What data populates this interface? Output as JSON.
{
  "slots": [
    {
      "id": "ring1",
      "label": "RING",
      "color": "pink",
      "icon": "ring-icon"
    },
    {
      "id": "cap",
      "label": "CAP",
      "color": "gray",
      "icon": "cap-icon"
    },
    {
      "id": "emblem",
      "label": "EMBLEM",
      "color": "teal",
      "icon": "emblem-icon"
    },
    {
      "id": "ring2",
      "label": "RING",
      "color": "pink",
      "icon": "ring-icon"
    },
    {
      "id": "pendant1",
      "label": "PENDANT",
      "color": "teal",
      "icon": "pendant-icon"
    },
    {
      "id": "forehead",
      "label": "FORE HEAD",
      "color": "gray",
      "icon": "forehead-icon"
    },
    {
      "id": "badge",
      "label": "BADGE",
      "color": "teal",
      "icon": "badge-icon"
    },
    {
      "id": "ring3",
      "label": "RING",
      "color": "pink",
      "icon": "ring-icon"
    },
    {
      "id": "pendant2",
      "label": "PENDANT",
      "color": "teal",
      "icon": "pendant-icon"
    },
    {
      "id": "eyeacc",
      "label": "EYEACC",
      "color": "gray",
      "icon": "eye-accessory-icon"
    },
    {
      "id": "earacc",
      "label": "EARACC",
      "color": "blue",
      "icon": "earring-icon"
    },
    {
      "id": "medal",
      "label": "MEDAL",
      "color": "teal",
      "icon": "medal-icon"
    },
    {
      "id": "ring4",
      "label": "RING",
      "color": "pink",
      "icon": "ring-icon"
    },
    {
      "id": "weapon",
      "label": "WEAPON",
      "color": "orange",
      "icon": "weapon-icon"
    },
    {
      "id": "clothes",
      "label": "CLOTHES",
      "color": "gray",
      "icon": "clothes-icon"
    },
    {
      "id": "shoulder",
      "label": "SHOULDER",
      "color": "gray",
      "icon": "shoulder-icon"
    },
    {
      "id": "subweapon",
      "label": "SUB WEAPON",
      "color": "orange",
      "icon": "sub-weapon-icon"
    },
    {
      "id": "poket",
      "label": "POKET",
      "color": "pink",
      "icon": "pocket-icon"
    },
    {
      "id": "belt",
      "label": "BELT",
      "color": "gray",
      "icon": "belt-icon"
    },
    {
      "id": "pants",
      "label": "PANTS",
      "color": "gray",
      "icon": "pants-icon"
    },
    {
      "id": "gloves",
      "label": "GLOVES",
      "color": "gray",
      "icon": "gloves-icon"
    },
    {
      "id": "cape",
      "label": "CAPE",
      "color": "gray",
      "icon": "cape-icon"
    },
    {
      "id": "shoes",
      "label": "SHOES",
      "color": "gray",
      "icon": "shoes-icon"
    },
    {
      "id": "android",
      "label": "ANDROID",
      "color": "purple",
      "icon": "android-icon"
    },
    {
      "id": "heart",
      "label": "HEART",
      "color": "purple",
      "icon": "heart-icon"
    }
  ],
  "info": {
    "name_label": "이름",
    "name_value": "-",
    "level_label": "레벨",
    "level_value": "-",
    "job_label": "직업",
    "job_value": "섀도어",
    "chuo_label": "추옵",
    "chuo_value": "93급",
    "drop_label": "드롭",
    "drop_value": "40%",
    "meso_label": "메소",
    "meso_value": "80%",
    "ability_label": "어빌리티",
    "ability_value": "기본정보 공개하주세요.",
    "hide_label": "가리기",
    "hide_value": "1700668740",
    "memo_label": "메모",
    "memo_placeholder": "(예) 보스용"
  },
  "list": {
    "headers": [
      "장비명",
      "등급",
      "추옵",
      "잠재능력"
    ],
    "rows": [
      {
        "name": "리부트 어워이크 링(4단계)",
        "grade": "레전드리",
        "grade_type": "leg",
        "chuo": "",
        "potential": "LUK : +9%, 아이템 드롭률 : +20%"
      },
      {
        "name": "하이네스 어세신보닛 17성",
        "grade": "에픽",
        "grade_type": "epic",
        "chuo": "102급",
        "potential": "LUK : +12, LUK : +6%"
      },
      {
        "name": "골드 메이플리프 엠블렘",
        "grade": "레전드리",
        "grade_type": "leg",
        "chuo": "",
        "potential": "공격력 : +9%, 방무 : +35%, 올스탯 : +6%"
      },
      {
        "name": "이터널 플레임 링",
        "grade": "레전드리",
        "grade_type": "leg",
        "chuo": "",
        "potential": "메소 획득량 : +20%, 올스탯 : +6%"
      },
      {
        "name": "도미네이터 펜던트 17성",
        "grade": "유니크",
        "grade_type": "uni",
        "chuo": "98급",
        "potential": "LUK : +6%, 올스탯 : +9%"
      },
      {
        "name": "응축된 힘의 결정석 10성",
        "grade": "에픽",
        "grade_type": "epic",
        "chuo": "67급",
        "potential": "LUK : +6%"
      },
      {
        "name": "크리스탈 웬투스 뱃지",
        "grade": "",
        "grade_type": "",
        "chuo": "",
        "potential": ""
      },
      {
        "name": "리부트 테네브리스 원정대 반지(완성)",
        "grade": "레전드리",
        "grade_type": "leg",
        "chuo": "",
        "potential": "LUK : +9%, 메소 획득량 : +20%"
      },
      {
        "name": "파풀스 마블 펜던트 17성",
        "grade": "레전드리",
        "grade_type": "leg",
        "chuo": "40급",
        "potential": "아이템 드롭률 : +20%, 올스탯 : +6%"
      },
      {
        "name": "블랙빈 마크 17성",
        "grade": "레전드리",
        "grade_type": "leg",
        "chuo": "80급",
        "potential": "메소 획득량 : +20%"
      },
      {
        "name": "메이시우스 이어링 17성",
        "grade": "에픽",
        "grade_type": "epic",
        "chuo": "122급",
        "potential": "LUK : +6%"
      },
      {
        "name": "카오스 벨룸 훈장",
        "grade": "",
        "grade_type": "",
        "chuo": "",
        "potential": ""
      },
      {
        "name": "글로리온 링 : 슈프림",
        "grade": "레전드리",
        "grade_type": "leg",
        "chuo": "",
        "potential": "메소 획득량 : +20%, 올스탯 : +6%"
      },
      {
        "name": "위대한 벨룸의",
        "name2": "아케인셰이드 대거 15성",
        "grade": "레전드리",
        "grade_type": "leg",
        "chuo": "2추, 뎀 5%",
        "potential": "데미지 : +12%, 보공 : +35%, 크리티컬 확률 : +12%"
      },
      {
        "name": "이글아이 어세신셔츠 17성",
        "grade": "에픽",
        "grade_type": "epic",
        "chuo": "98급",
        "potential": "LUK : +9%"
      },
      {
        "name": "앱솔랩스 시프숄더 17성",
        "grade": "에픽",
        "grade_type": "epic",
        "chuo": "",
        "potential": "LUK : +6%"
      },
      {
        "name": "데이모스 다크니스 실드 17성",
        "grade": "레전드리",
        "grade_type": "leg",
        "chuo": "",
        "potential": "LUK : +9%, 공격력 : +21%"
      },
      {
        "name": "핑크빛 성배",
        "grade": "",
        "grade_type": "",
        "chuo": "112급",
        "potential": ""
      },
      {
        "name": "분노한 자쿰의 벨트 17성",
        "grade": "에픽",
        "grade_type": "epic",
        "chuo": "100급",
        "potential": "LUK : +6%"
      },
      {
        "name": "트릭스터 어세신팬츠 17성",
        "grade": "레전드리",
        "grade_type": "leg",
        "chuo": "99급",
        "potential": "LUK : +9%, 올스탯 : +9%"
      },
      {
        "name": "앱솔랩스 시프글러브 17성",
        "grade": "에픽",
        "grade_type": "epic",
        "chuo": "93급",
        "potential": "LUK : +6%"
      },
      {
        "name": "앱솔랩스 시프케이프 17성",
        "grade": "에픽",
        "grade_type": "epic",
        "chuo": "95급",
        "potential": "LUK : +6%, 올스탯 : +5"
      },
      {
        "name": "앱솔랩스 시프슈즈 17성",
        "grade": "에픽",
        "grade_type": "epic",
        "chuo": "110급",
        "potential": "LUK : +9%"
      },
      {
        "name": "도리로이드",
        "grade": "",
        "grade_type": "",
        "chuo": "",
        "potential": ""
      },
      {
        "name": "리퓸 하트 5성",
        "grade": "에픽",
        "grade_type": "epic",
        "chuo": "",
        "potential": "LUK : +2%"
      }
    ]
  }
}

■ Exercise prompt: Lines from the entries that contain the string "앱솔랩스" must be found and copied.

■ Answer box:
        "name": "앱솔랩스 시프숄더 17성",
        "name": "앱솔랩스 시프글러브 17성",
        "name": "앱솔랩스 시프케이프 17성",
        "name": "앱솔랩스 시프슈즈 17성",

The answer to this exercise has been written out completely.